§ **How to complete this task**
When "Empfängers" occurs in a line of the material, copy that line.

§ **Records to use**
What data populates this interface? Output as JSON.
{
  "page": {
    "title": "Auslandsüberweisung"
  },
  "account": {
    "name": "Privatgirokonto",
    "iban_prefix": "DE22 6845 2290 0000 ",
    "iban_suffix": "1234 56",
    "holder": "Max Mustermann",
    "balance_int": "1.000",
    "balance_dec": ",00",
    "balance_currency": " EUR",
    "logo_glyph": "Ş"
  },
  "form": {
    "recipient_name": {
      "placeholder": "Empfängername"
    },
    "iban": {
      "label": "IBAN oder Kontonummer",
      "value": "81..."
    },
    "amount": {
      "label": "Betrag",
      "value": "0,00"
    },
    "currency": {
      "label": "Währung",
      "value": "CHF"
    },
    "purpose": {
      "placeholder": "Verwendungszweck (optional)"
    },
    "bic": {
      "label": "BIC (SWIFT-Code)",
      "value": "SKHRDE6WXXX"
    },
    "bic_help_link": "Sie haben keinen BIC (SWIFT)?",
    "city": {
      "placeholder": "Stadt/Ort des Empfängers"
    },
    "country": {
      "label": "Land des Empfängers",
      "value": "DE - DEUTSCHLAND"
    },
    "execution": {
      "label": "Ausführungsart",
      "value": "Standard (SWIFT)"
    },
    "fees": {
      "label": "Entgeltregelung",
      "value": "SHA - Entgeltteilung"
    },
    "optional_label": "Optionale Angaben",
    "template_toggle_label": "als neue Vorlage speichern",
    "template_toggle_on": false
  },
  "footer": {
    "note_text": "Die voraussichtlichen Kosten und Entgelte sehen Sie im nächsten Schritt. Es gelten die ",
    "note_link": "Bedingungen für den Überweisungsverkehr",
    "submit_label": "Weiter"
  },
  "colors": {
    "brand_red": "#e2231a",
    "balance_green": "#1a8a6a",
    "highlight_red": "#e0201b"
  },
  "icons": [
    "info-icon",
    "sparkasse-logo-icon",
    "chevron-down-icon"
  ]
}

§ **Task solution**
      "placeholder": "Stadt/Ort des Empfängers"
      "label": "Land des Empfängers",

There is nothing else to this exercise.